“In those states in which legislatures have enacted arbitrary caps on noneconomic damages, insurance premiums for physicians have continued to rise.”

Not true. Malpractice insurance premiums in states with long-standing caps on noneconomic damages have decreased, in the case of Wisconsin, or, as in California, have not risen as sharply as in states without caps, according to Doctors for Medical Liability Reform, a coalition of 230,000 practicing medical specialists.

“In Texas, supporters of the caps bill insisted that the measure would lower malpractice insurance rates. The state’s largest insurance carriers, however, planned increases of 19 percent to 35 percent.”

Not true. Since Texas voters passed a $250,000 cap on noneconomic damages in September 2003, the state’s largest malpractice carrier lowered rates 12% for 11,000 of the state’s 38,000 physicians, the Austin American-Statesman reported in February. While other carriers have held rates steady or have requested increases, this is due to a surge of suits filed before the cap went into effect, the newspaper said.

“In Florida, the same experience took place.”

Not true. The Florida legislation, effective in 2004, provides for a mandatory rate decrease, set for this year at 7.8%. Rates nevertheless are expected to increase because the Florida caps on noneconomic damages are so high ($1.5 million for cases resulting in death or vegetative state, for example).

Persons with legitimate injuries ought to have their day in court and they ought to recover amounts sufficient to cover their actual damages. But it’s a broken Illinois system that awards $22 million in actual damages but more than 11 times that amount – a total of $249 million – in noneconomic damages. As a result, all of us – not just doctors socked with mammoth malpractice premium increases – are paying the price, in one way or another. Health care costs rise, as doctors order unnecessary tests for malpractice-avoidance purposes. The availability of health care services is in jeopardy as doctors leave the state. Economic recovery is impaired because new businesses are reluctant to locate in Illinois.

The only winners in this game are the trial lawyers.

Maureen Martin
Senior Fellow for Legal Affairs
The Heartland Institute

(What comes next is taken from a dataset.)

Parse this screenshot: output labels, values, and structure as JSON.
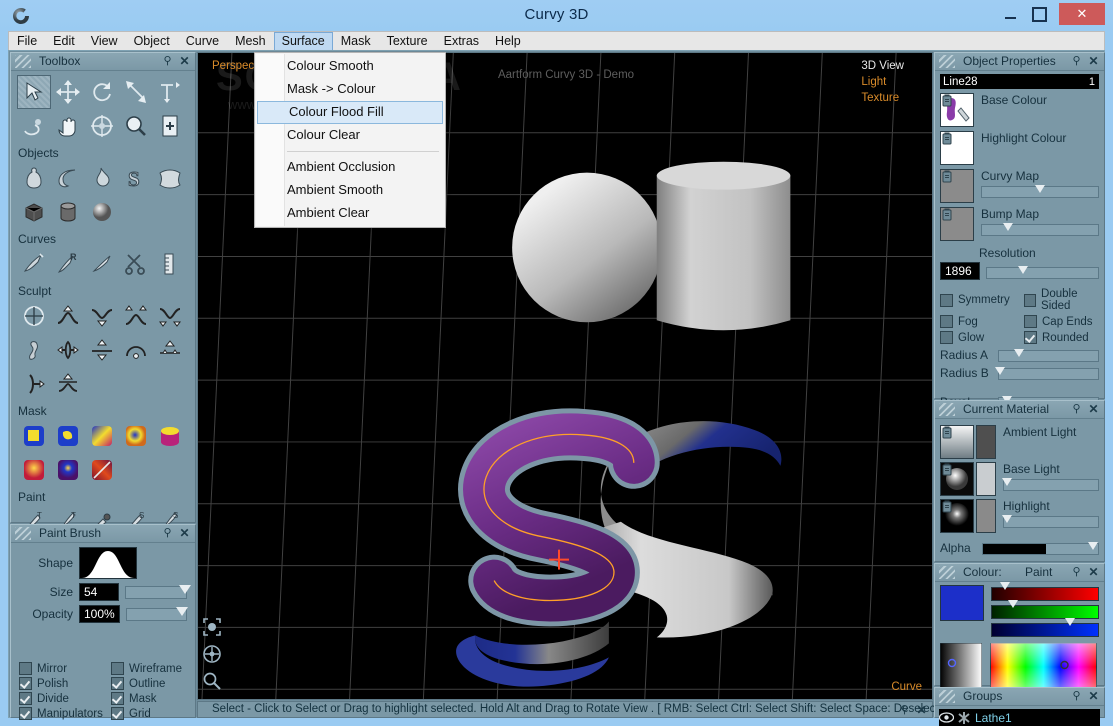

Maureen Martin, is an attorney and Senior Fellow for Legal Affairs for The Heartland Institute, a national nonprofit organization. If you have any questions or need additional information, please contact Allen Fore, Vice President-Public Affairs at The Heartland Institute at 312-337-4000 or [email protected]. Reprint permission for this Heartland Perspective–on op-ed pages, in newsletters, etc.–is hereby granted. Please send a tearsheet to The Heartland Institute, 19 South LaSalle Street #903, Chicago, IL 60603.